After years of being a military spouse and meeting these types of women at each post, this is how I look at it.   Though we are all military spouses, we all deserve respect and no one should have to bow down or curtsy just because your spouse is a high ranking officer.   We all put on pants one leg at a time and we are all supporting our husband’s mission while we are overseas and away from our families and friends.   We all are dealing with hardships, have been single parents while our husbands are TDY/deployed, dealt with kid and adult drama, had to “fix” plumbing or electrical on our own, have been a birth coach for another military spouse and a shoulder to cry on.   We ALL are military spouses and none of us hold rank.   Unless someone flat out ask, I do not say or wear my husband’s rank.

I like to joke and say that we hold the highest rank, but in fact, military spouses hold the Silent Rank-holding down the fort and backing up our spouses’ missions while we smile and ask like everything is under control.

Mission: Deployments to Destinations

In 1996, I was fresh out of high school and learning the ropes and ways of university life.   While I was sleeping in, drinking until wee hours with my sorority sisters and finding time to study, Mike was deployed to Bosnia in a peace keeping mission.   Then in 2006 Mike was deployed there again.  While I am dealing with 3 kids under 5 in the UK, dinners of cereal & mac and cheese, Mike was working during the days, eating great at nights and even going to the spa and on the coast with his boss on the weekends.  This was NOT something a military wife wanted to hear!

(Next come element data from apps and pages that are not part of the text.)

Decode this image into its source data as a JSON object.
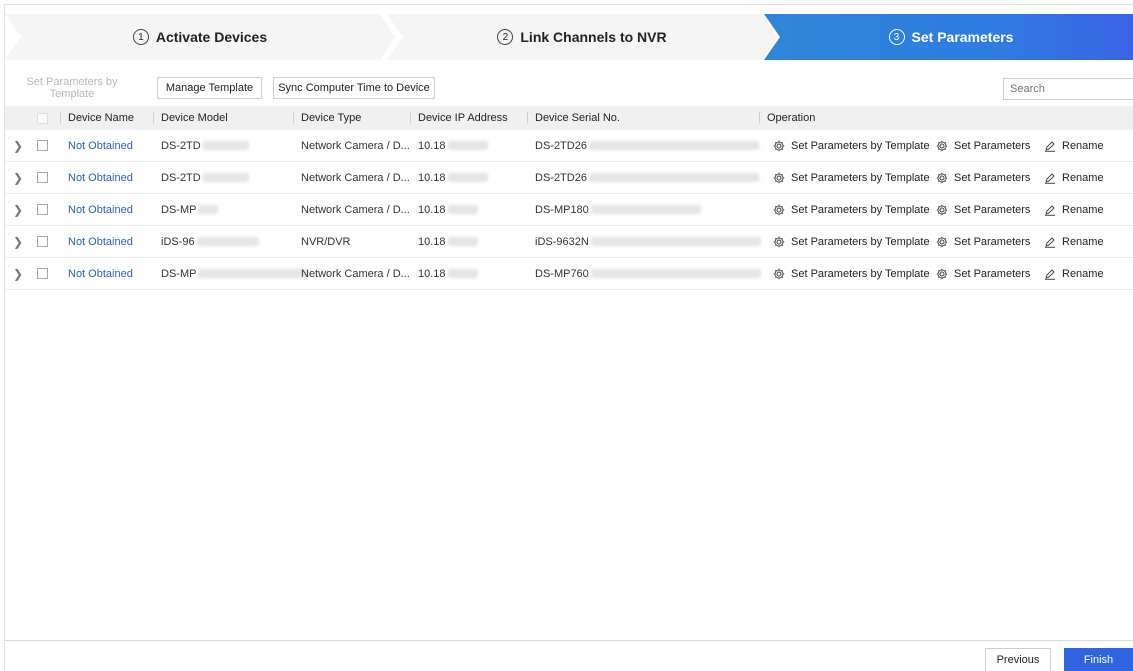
{
  "stepper": {
    "steps": [
      {
        "num": "1",
        "label": "Activate Devices"
      },
      {
        "num": "2",
        "label": "Link Channels to NVR"
      },
      {
        "num": "3",
        "label": "Set Parameters"
      }
    ],
    "active_color": "#2f7ce0"
  },
  "toolbar": {
    "set_params_template_label": "Set Parameters by Template",
    "manage_template_label": "Manage Template",
    "sync_time_label": "Sync Computer Time to Device",
    "search_placeholder": "Search"
  },
  "table": {
    "headers": {
      "device_name": "Device Name",
      "device_model": "Device Model",
      "device_type": "Device Type",
      "ip": "Device IP Address",
      "serial": "Device Serial No.",
      "operation": "Operation"
    },
    "rows": [
      {
        "name": "Not Obtained",
        "model": "DS-2TD",
        "type": "Network Camera / D...",
        "ip": "10.18",
        "serial": "DS-2TD26"
      },
      {
        "name": "Not Obtained",
        "model": "DS-2TD",
        "type": "Network Camera / D...",
        "ip": "10.18",
        "serial": "DS-2TD26"
      },
      {
        "name": "Not Obtained",
        "model": "DS-MP",
        "type": "Network Camera / D...",
        "ip": "10.18",
        "serial": "DS-MP180"
      },
      {
        "name": "Not Obtained",
        "model": "iDS-96",
        "type": "NVR/DVR",
        "ip": "10.18",
        "serial": "iDS-9632N"
      },
      {
        "name": "Not Obtained",
        "model": "DS-MP",
        "type": "Network Camera / D...",
        "ip": "10.18",
        "serial": "DS-MP760"
      }
    ],
    "operations": {
      "by_template": "Set Parameters by Template",
      "set_params": "Set Parameters",
      "rename": "Rename"
    }
  },
  "footer": {
    "previous_label": "Previous",
    "finish_label": "Finish"
  }
}
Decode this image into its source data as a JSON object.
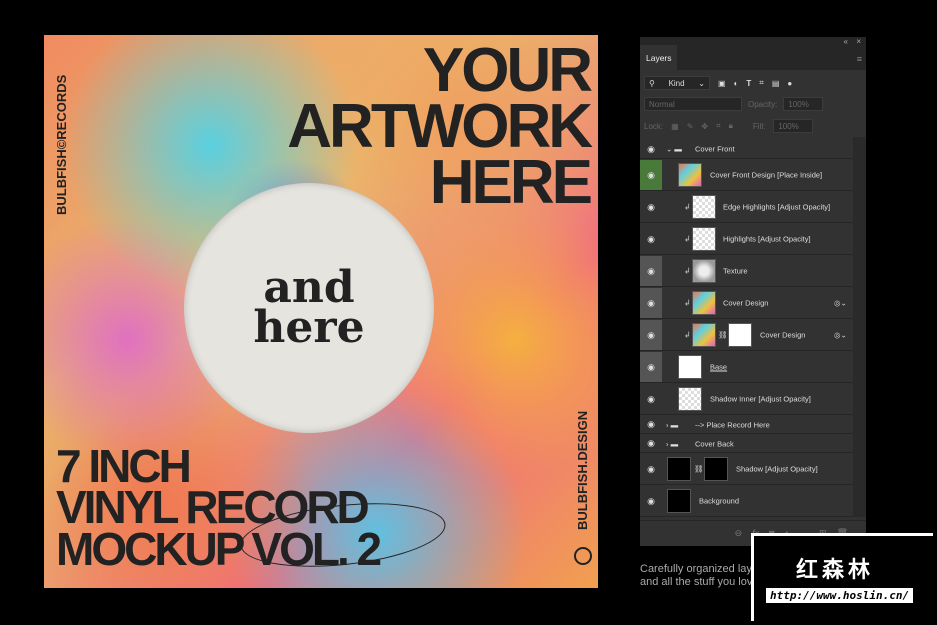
{
  "artwork": {
    "headline": [
      "YOUR",
      "ARTWORK",
      "HERE"
    ],
    "label_text": [
      "and",
      "here"
    ],
    "title": [
      "7 INCH",
      "VINYL RECORD",
      "MOCKUP VOL. 2"
    ],
    "side_left": "BULBFISH©RECORDS",
    "side_right": "BULBFISH.DESIGN"
  },
  "panel": {
    "tab": "Layers",
    "collapse": "«",
    "close": "×",
    "menu": "≡",
    "filter": {
      "kind": "Kind",
      "icons": [
        "image-filter",
        "adjustment-filter",
        "type-filter",
        "shape-filter",
        "smart-object-filter"
      ]
    },
    "blend_mode": "Normal",
    "opacity_label": "Opacity:",
    "opacity": "100%",
    "lock_label": "Lock:",
    "fill_label": "Fill:",
    "fill": "100%",
    "layers": [
      {
        "name": "Cover Front",
        "type": "group",
        "expanded": true
      },
      {
        "name": "Cover Front Design [Place Inside]",
        "type": "smart",
        "selected": true
      },
      {
        "name": "Edge Highlights [Adjust Opacity]",
        "clipped": true
      },
      {
        "name": "Highlights [Adjust Opacity]",
        "clipped": true
      },
      {
        "name": "Texture",
        "clipped": true
      },
      {
        "name": "Cover Design",
        "clipped": true
      },
      {
        "name": "Cover Design",
        "clipped": true
      },
      {
        "name": "Base"
      },
      {
        "name": "Shadow Inner [Adjust Opacity]"
      },
      {
        "name": "--> Place Record Here",
        "type": "group"
      },
      {
        "name": "Cover Back",
        "type": "group"
      },
      {
        "name": "Shadow [Adjust Opacity]"
      },
      {
        "name": "Background"
      }
    ],
    "footer_icons": [
      "link",
      "fx",
      "mask",
      "adjustment",
      "folder",
      "new-layer",
      "trash"
    ]
  },
  "caption": [
    "Carefully organized layers, smart objects,",
    "and all the stuff you love"
  ],
  "watermark": {
    "name": "红森林",
    "url": "http://www.hoslin.cn/"
  }
}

After 2 deployments 10 years apart, we went to Bosnia as a family in 2016.   From deployments to now a family destination we were able to see a piece of the world that was in conflict and experience to some extent a part of my husband’s military career past.

I do not know if we will ever get to experience Iraq or Afghanistan in our lifetime, but I feel that if families can visit these place where their spouses have been deployed to, it brings the family closer.   As families we do not get to experience being shot at and building being blown up, but we can see first hand where our husbands have been, see the aftermath of what they have been through and feel as we are part of their “deployment stories”.   As in the end, all we have are stories and memories.  ❤